There were 62 horses depicted whose images were large/clear enough that one could form an opinion of their state of mind.

Of the 26 wearing bits, two looked relaxed, 11 looked neutral or ambiguous, and 14 looked stressed.

Of the 36 not wearing bits, 16 looked relaxed, 19 looked neutral or ambiguous, and one looked stressed (that one was galloping).

I tried to give the benefit of the doubt in both directions. In other words, if I wasn't quite certain whether a bitted horse looked stressed, I'd call it neutral; and if I wasn't totally sure that an unbitted horse looked relaxed, I called it neutral.

The stress appeared as tension in the face and neck, and also in the eyes as a kind of introverted, sad expression.

Three of our horses are bitless. But the fourth seems to like his bit quite well. He is not a horse to put up with things, and yet he reaches for his bit. But next time I put it on him, I'll be sure to look long and hard at his facial expression.

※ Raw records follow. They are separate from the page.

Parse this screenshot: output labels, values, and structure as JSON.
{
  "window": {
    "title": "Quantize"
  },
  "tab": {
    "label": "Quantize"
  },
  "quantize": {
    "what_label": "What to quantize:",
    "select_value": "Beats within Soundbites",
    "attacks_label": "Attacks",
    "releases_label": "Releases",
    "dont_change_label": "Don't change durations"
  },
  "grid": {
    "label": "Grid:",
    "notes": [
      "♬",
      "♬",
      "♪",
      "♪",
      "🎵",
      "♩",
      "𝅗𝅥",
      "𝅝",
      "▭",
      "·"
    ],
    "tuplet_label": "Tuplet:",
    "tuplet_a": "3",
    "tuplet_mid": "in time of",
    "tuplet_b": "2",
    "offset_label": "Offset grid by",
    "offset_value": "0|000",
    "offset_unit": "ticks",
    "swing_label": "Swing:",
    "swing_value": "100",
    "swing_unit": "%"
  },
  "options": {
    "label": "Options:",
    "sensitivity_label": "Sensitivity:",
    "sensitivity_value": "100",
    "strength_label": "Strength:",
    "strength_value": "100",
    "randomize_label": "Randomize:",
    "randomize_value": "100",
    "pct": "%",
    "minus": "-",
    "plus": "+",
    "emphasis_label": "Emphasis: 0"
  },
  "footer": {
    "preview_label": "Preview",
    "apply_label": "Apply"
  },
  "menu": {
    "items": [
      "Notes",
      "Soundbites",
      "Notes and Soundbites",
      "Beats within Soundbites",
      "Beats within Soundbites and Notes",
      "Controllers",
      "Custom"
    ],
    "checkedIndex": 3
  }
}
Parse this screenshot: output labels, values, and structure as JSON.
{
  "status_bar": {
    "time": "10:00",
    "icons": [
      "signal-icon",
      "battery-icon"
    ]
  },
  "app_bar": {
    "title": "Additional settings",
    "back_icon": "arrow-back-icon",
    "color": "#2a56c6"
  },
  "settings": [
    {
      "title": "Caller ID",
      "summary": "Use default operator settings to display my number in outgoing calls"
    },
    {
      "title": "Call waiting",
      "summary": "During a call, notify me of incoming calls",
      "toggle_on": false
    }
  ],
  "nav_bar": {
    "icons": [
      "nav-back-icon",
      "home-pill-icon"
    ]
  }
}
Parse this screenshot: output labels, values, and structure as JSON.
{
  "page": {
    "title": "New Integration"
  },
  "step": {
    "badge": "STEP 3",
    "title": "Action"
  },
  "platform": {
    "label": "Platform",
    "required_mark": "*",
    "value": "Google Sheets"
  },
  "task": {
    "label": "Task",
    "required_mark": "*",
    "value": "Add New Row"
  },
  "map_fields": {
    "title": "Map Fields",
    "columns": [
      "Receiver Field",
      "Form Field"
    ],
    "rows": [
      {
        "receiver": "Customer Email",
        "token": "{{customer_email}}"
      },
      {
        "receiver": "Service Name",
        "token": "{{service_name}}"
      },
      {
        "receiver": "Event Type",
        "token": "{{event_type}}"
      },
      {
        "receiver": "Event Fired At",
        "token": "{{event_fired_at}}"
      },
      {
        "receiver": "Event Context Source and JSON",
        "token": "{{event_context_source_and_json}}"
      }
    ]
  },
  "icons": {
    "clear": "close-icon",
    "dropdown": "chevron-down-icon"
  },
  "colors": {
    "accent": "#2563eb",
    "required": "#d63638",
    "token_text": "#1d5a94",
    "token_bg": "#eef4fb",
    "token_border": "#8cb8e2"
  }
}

I will perform another unscientific survey the next time a catalog arrives.

P.S. Note to any family members reading: Please do not take any of the above to signify that a gift certificate to Dover would not be entirely welcome.


  1. Very interesting, I often do the same when I watch movies with lots of horses, I count the horses that have their mouths open (a sure sign of bit related stress - a horse in a field never galops with an open mouth!) There is nothing that you can do in a bit that can't be done bitless. I would never ride a horse of mine in a bit again

    1. What's also curious is that whoever put together the catalog thought that it would be a good idea to advertise the products by means of anxious, sad-looking models. What if the girl modeling the jodhpurs was scowling, or if the blonde woman in the polo shirt had tears trickling down her cheek? It would be weird and jarring, and not good for sales. And yet a few years ago, I myself never noticed that the horse models weren't all happy.

  2. That is an interesting exercise. I find that if I am looking at an equestrian magazine, I look for horse expressions first more than I used to. (And feet of course.) I also find I am looking at u-tubes much more critically recently. Beautiful music and slow motion can present a specific picture and set a mood, whereas if I turn off the sound and imagine the action speeded up I see it quite differently.